__TASK TO COMPLETE__
Your reply should reproduce the data below without a single alteration, apart from dropping the images.

Content starts

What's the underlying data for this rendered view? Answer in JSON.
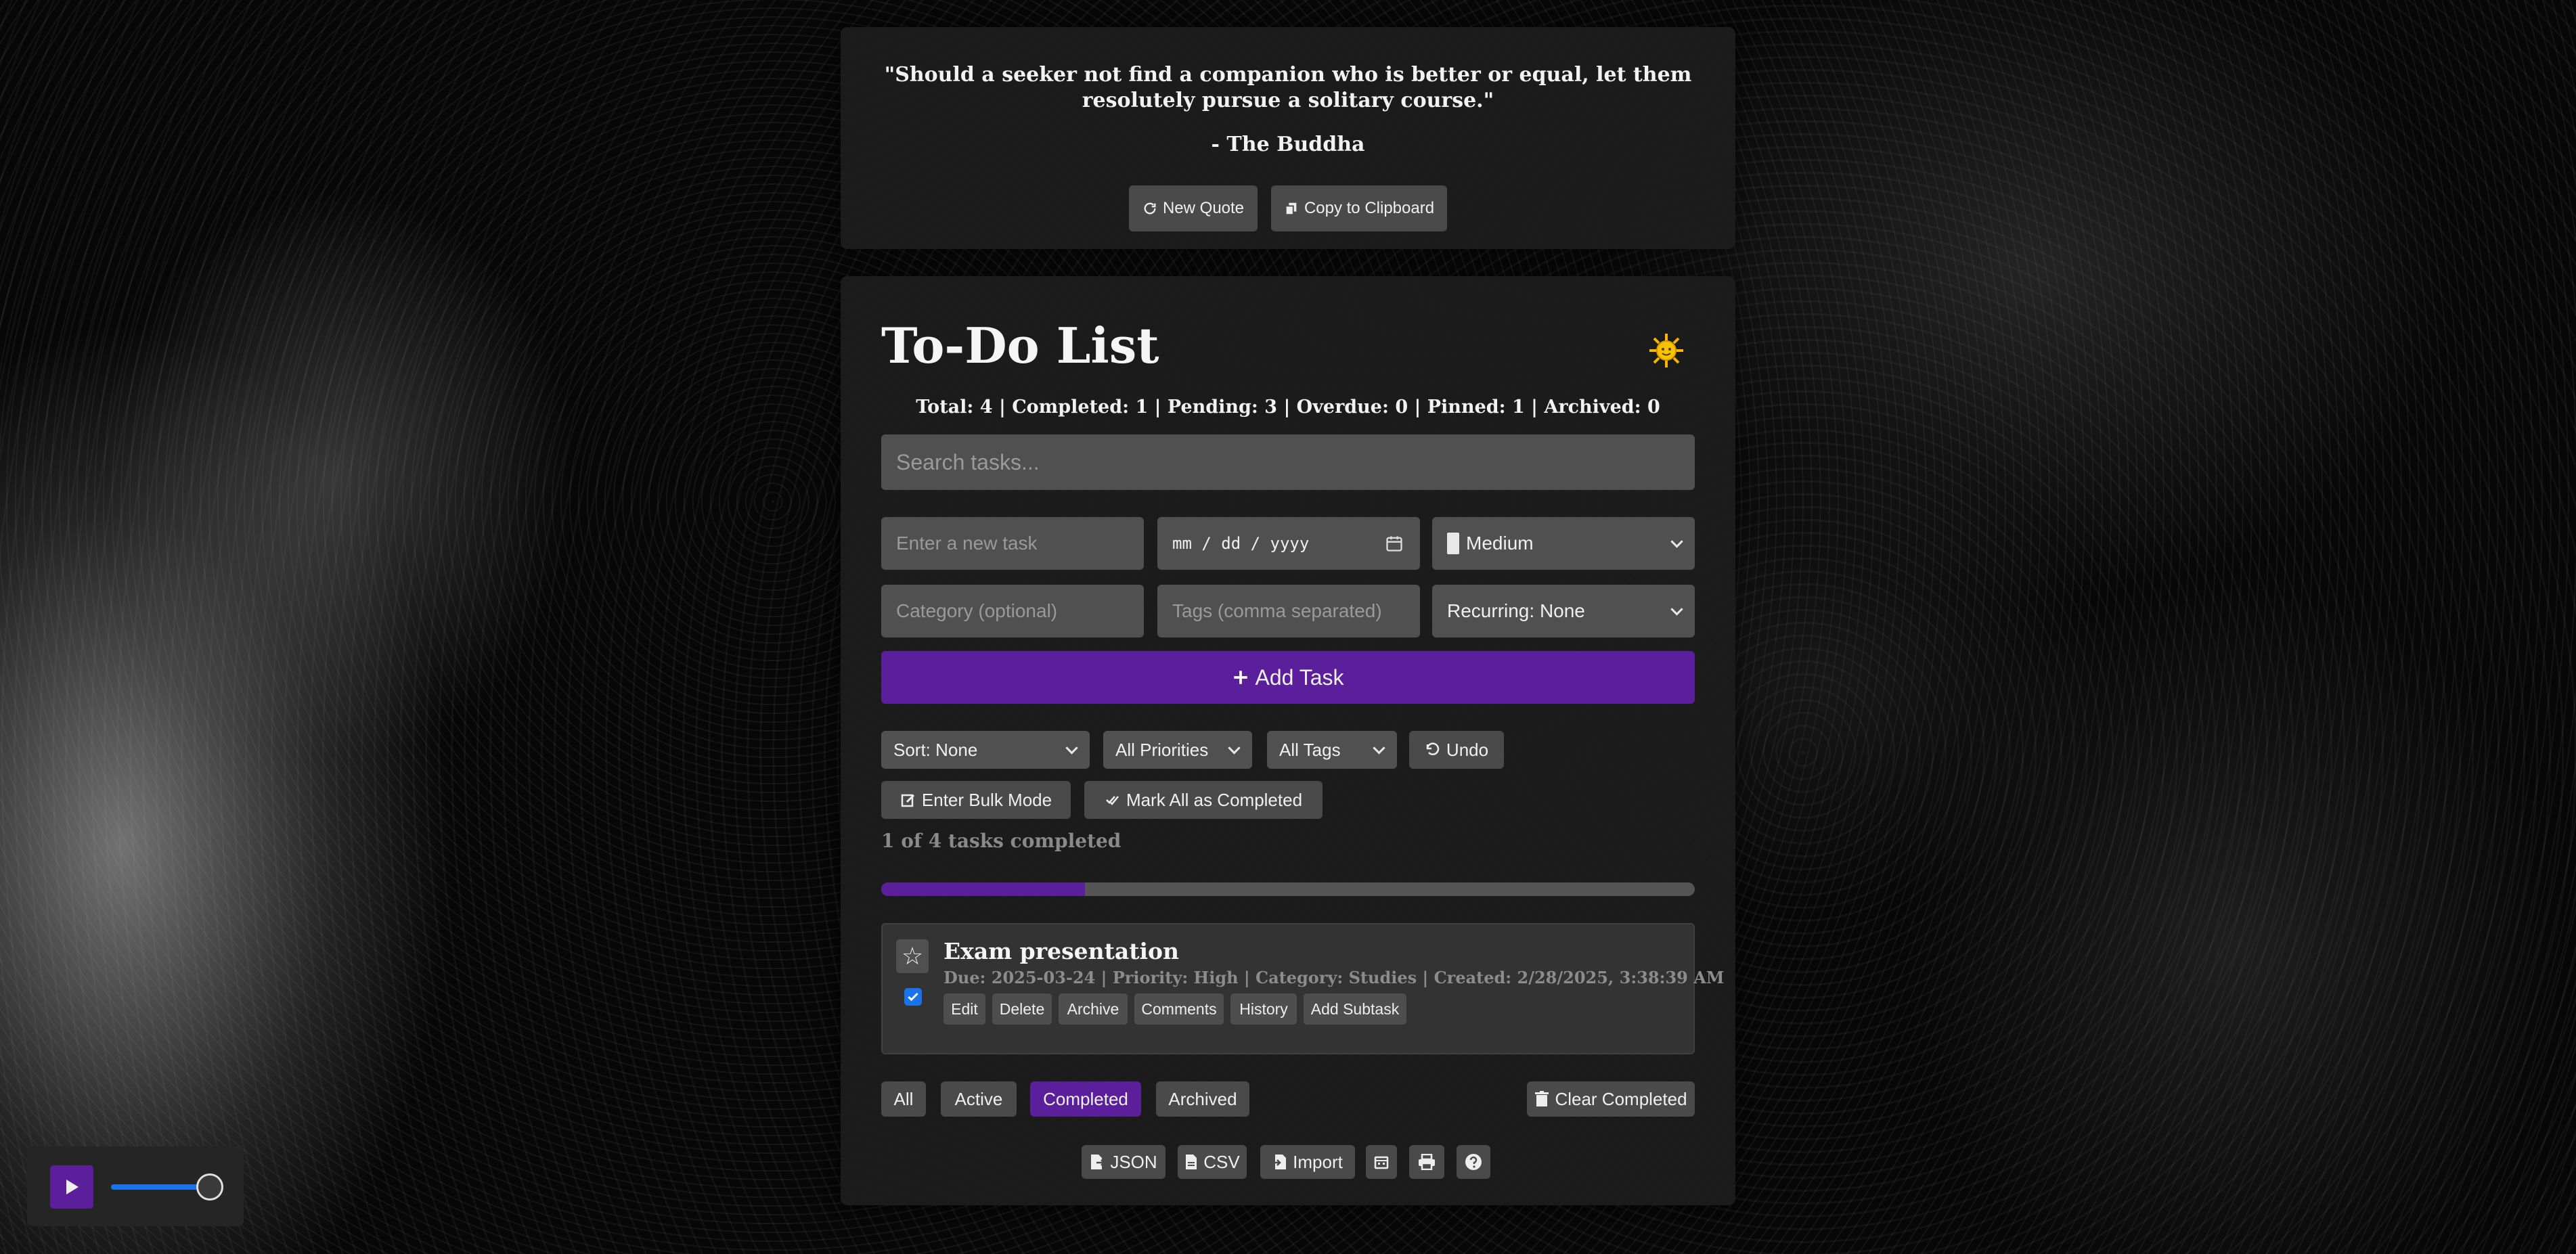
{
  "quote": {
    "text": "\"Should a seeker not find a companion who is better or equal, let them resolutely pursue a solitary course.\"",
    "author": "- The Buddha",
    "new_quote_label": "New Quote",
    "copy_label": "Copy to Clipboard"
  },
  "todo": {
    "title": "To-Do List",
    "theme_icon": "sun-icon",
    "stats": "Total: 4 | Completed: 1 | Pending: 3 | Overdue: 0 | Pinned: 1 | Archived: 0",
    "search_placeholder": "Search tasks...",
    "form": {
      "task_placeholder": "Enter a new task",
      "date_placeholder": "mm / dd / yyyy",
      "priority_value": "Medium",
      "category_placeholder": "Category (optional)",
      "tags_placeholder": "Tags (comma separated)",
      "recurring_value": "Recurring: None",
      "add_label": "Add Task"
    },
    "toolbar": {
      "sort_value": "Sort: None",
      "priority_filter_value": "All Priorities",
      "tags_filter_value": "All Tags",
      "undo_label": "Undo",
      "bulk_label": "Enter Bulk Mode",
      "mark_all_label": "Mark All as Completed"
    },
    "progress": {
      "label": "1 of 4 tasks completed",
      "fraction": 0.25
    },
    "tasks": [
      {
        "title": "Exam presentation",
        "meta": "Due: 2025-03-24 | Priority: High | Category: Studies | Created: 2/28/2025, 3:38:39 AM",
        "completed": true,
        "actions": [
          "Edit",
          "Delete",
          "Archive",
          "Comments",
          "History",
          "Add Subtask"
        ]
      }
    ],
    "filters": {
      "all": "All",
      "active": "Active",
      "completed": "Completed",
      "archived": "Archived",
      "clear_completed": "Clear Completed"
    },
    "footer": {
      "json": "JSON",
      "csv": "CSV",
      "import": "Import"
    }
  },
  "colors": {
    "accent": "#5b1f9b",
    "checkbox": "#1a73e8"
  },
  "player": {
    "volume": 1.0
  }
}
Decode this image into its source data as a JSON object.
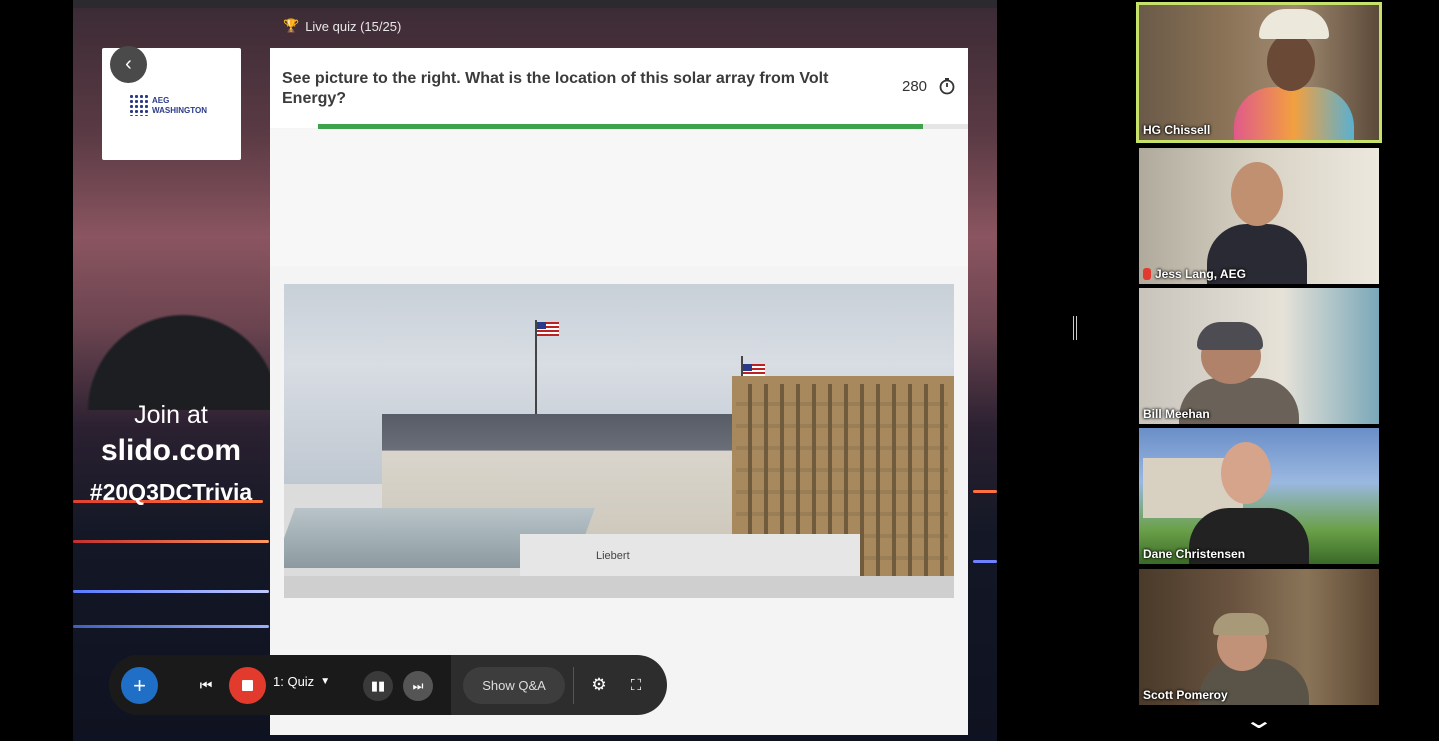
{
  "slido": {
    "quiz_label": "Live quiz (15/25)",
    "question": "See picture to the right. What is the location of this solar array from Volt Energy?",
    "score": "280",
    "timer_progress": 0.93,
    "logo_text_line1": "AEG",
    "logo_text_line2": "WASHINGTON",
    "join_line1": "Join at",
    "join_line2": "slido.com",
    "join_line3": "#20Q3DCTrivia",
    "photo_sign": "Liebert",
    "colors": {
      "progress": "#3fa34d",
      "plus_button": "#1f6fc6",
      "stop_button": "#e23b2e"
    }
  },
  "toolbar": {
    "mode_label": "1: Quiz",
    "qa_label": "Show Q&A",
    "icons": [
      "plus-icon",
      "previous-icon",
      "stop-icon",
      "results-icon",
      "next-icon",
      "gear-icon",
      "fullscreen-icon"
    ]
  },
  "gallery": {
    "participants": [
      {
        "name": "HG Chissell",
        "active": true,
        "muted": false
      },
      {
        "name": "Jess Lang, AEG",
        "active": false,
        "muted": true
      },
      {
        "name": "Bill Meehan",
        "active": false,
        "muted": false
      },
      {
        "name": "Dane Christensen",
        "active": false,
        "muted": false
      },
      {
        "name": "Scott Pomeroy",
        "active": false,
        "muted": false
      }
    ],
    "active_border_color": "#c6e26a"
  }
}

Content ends

__WRITTEN RESPONSE__
What's the underlying data for this rendered view? Answer in JSON.
{
  "quote": {
    "text": "\"Should a seeker not find a companion who is better or equal, let them resolutely pursue a solitary course.\"",
    "author": "- The Buddha",
    "new_quote_label": "New Quote",
    "copy_label": "Copy to Clipboard"
  },
  "todo": {
    "title": "To-Do List",
    "theme_icon": "sun-icon",
    "stats": "Total: 4 | Completed: 1 | Pending: 3 | Overdue: 0 | Pinned: 1 | Archived: 0",
    "search_placeholder": "Search tasks...",
    "form": {
      "task_placeholder": "Enter a new task",
      "date_placeholder": "mm / dd / yyyy",
      "priority_value": "Medium",
      "category_placeholder": "Category (optional)",
      "tags_placeholder": "Tags (comma separated)",
      "recurring_value": "Recurring: None",
      "add_label": "Add Task"
    },
    "toolbar": {
      "sort_value": "Sort: None",
      "priority_filter_value": "All Priorities",
      "tags_filter_value": "All Tags",
      "undo_label": "Undo",
      "bulk_label": "Enter Bulk Mode",
      "mark_all_label": "Mark All as Completed"
    },
    "progress": {
      "label": "1 of 4 tasks completed",
      "fraction": 0.25
    },
    "tasks": [
      {
        "title": "Exam presentation",
        "meta": "Due: 2025-03-24 | Priority: High | Category: Studies | Created: 2/28/2025, 3:38:39 AM",
        "completed": true,
        "actions": [
          "Edit",
          "Delete",
          "Archive",
          "Comments",
          "History",
          "Add Subtask"
        ]
      }
    ],
    "filters": {
      "all": "All",
      "active": "Active",
      "completed": "Completed",
      "archived": "Archived",
      "clear_completed": "Clear Completed"
    },
    "footer": {
      "json": "JSON",
      "csv": "CSV",
      "import": "Import"
    }
  },
  "colors": {
    "accent": "#5b1f9b",
    "checkbox": "#1a73e8"
  },
  "player": {
    "volume": 1.0
  }
}
Decode this image into its source data as a JSON object.
{
  "slido": {
    "quiz_label": "Live quiz (15/25)",
    "question": "See picture to the right. What is the location of this solar array from Volt Energy?",
    "score": "280",
    "timer_progress": 0.93,
    "logo_text_line1": "AEG",
    "logo_text_line2": "WASHINGTON",
    "join_line1": "Join at",
    "join_line2": "slido.com",
    "join_line3": "#20Q3DCTrivia",
    "photo_sign": "Liebert",
    "colors": {
      "progress": "#3fa34d",
      "plus_button": "#1f6fc6",
      "stop_button": "#e23b2e"
    }
  },
  "toolbar": {
    "mode_label": "1: Quiz",
    "qa_label": "Show Q&A",
    "icons": [
      "plus-icon",
      "previous-icon",
      "stop-icon",
      "results-icon",
      "next-icon",
      "gear-icon",
      "fullscreen-icon"
    ]
  },
  "gallery": {
    "participants": [
      {
        "name": "HG Chissell",
        "active": true,
        "muted": false
      },
      {
        "name": "Jess Lang, AEG",
        "active": false,
        "muted": true
      },
      {
        "name": "Bill Meehan",
        "active": false,
        "muted": false
      },
      {
        "name": "Dane Christensen",
        "active": false,
        "muted": false
      },
      {
        "name": "Scott Pomeroy",
        "active": false,
        "muted": false
      }
    ],
    "active_border_color": "#c6e26a"
  }
}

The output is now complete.